Movement: Removing Congestion
“People are kept in some type of spiritual holding tank. They rarely move to greater levels of commitment.” (p. 148)
“Without movement, programs are an end to themselves. Without movement you are just running ministry programs.” (p. 149)
- Strategic programming
- Begin with your clearly defined process
- Choose one program for each phase of your process
- Design each program for a specific aspect of the process
- Sequential programming
- Order the sequence of your programs to reflect your process.
- Designate a clear entry-point to your process.
- Identify the next levels of programming.
- Intentional Movement
- Create short-term steps: “The steps should not be new programs. They should be short-term opportunities that expose people to an aspect of the process that they have not yet experienced” (p. 150)
- Capitalize on relationships: “people do not move through the process because they see a purpose statement on the wall. As helpful as these things can be, people move because someone else brings them through the process”
- Consider the “now what:” “View the present program as a bridge to the next program in the process.”
- Connect people to groups:
- Clear Next Step: do not toss people around, but involve them into the next step. Nurture them! Walk with them.
- New Members Class:
- Teach the simple process
- Ask for commitment to the process
Back to Jesus – Jesus had a simple process too: calling (Lk 5-6), building (Lk 7-8), sending (Lk 9).
Alignment: Maximizing the Energy of Everyone
“More often in churches, the differences that lead to division are not theological or biblical.
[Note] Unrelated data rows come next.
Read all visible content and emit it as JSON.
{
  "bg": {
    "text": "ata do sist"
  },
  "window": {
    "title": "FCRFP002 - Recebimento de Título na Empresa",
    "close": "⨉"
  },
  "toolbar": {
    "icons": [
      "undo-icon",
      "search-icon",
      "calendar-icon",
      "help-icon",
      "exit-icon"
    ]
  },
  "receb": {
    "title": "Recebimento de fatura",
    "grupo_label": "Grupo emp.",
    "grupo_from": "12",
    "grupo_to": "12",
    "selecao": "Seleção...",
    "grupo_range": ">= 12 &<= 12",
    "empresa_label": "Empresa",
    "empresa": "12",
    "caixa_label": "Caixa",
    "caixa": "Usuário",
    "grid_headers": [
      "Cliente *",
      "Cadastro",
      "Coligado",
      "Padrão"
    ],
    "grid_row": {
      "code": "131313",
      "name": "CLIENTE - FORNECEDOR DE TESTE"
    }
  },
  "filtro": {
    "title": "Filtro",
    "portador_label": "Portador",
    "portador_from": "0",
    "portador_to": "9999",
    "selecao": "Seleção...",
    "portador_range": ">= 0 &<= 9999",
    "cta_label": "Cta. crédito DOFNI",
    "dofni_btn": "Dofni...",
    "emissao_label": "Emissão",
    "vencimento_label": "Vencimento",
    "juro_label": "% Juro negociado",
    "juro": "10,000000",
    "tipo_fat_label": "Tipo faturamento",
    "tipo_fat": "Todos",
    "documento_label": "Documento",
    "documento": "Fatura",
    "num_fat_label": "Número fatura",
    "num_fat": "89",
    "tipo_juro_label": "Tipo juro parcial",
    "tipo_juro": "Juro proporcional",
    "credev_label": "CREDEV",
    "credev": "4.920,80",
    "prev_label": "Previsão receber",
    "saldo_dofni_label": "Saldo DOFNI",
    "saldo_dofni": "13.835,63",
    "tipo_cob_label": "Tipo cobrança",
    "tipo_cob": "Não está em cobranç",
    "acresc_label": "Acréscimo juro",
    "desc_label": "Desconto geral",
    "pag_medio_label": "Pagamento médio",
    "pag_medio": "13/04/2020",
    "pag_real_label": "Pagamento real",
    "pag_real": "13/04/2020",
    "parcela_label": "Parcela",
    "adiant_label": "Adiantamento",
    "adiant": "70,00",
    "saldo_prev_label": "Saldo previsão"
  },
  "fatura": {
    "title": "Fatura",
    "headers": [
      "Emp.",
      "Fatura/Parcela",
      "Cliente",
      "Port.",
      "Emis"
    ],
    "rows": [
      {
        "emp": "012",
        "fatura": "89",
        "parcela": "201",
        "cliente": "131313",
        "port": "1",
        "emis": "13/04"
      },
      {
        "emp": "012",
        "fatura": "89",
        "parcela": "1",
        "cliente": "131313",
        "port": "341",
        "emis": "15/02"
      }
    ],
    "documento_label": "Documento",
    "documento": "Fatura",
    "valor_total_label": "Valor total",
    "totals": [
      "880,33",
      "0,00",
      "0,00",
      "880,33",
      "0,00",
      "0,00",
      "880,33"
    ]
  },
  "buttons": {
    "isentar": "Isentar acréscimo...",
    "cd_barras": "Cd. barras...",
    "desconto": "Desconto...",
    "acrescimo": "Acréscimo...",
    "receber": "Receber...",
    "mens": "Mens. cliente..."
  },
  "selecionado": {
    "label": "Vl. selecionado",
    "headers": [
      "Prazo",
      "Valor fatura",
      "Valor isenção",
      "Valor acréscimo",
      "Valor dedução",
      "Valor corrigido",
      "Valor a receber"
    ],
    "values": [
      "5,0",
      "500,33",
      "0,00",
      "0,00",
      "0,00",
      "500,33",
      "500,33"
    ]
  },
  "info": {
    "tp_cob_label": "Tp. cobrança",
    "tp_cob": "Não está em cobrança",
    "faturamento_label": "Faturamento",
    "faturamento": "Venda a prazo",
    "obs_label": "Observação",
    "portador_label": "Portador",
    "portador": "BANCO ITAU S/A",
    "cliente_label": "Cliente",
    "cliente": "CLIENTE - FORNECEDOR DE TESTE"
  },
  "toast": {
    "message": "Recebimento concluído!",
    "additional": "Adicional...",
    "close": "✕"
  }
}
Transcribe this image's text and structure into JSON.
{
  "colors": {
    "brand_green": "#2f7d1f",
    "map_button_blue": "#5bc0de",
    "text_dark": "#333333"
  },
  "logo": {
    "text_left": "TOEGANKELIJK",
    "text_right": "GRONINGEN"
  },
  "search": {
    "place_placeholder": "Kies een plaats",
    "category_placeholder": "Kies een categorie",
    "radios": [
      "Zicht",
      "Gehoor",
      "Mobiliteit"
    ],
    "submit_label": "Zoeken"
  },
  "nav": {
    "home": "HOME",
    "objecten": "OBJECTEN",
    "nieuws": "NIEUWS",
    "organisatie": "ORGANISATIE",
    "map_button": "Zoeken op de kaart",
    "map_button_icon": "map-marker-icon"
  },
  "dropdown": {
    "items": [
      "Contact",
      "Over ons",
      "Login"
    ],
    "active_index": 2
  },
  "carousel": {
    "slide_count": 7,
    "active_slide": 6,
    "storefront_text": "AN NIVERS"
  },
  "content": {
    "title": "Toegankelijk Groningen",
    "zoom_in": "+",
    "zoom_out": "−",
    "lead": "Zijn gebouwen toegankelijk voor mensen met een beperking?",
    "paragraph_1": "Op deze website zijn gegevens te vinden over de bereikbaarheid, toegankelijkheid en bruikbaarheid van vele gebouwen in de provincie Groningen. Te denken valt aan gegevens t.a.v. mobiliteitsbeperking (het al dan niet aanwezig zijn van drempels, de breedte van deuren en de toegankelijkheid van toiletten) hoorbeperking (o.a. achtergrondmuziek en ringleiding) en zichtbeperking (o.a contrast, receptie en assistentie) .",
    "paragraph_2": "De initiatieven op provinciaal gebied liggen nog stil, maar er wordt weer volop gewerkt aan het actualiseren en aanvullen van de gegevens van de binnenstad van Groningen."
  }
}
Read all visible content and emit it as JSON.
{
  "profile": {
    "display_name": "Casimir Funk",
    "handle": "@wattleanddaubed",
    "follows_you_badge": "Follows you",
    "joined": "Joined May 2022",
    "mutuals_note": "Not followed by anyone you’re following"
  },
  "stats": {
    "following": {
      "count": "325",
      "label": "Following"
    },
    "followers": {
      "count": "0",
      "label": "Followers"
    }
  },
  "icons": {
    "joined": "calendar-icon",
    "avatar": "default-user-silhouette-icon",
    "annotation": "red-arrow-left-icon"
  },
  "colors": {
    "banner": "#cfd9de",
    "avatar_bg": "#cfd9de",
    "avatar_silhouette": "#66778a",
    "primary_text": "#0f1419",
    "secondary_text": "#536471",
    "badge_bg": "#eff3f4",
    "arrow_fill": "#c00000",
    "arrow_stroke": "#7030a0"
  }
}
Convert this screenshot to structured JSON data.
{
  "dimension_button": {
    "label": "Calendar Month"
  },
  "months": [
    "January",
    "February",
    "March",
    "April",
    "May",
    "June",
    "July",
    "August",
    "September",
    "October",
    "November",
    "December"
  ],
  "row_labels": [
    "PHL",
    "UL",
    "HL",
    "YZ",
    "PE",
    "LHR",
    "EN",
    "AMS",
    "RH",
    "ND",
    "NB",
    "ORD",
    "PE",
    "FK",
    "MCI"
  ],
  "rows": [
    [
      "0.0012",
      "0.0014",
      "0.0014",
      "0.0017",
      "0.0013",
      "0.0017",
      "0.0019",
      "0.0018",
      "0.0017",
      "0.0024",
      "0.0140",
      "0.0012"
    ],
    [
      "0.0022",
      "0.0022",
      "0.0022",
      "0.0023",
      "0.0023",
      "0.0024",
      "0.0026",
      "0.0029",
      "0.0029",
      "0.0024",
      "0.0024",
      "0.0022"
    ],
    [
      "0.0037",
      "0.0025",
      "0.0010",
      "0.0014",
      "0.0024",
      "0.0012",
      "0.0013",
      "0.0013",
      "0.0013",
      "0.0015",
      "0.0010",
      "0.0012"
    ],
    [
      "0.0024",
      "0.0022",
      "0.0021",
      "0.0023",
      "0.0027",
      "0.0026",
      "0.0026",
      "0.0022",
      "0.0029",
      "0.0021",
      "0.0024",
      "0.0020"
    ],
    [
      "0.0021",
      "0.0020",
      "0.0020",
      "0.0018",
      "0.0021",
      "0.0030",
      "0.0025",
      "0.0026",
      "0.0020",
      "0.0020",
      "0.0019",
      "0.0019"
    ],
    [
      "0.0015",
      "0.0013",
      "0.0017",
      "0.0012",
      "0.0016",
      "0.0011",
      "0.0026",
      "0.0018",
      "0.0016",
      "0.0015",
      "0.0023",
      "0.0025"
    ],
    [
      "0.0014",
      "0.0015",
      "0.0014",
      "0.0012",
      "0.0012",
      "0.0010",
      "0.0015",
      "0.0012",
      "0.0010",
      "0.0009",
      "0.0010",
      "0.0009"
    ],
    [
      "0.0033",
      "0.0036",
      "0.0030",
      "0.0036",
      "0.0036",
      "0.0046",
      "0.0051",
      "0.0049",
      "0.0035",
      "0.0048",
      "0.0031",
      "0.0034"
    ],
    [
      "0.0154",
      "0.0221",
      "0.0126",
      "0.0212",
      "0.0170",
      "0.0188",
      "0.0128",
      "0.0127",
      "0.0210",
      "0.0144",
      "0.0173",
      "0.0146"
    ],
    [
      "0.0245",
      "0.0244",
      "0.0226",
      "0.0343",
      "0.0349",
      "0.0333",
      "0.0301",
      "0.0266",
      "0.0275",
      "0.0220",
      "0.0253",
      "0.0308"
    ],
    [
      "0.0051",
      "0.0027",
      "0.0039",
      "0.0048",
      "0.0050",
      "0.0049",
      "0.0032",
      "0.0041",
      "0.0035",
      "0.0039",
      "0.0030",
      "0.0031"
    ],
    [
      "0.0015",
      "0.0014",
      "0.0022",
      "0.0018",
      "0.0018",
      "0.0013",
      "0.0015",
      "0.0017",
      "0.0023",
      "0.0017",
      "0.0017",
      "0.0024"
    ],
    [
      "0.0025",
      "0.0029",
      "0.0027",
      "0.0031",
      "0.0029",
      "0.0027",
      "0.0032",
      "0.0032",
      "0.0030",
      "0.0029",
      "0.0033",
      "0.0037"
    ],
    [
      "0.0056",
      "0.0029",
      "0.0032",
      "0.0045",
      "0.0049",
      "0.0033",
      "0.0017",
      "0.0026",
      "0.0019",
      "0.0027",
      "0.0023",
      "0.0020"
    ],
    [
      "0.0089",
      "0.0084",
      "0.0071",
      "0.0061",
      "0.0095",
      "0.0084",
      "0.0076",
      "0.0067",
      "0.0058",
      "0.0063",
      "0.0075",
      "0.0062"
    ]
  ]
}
The differences that harm most churches are in the realm of ministry approach and philosophy.” (p. 185)
- Recruit on the process: leaders must be united around the process.
- Offer accountability:
- Avoid micromanagement and neglect.
- Provide feedback and direction
- Have a tool for accountability such as having a yearly gathering to discuss about it with all the leaders and how they do it.
- Implement the same process everywhere
- Unite around the process
- New ministry alignment: check the fit for any ministry expansion and addition
Focus: Saying no to Almost Everything
- Be a wise steward of time and money
- Limit adding
- Reduce special events
- Funnel the event into an existing program
- Combine the event with an existing program
- Use the special event strategically
- Easily communicated
- Step 1: design a simple process
Target: “Disciples at our church are: ________, ________, ________, and ________.”
Process: “People become mature disciples at our church by ________,________, …”
- Step 2: Place your key programs along the process
- Step 3: Unite all ministries around the process
- Step 4: Begin to eliminate things outside the process
In conclusion, Simple Church is a helpful to give insights. Church is often too busy to reflect on what is going on. So this tool is welcome.
But it ought to stay a tool – not become a rule. Why? First, because a church vision may change. God sometimes leads in a different direction. So we need to be flexible and listening. Second, because reality is complex. A simple process of spiritual formation may not reflect reality. It may need an “expanded” version to be more precise.
However, simplicity is greatly appreciated to help clarify, move, unite and focus… which is much needed if we want to be able to help people understand and grow as disciples of Christ.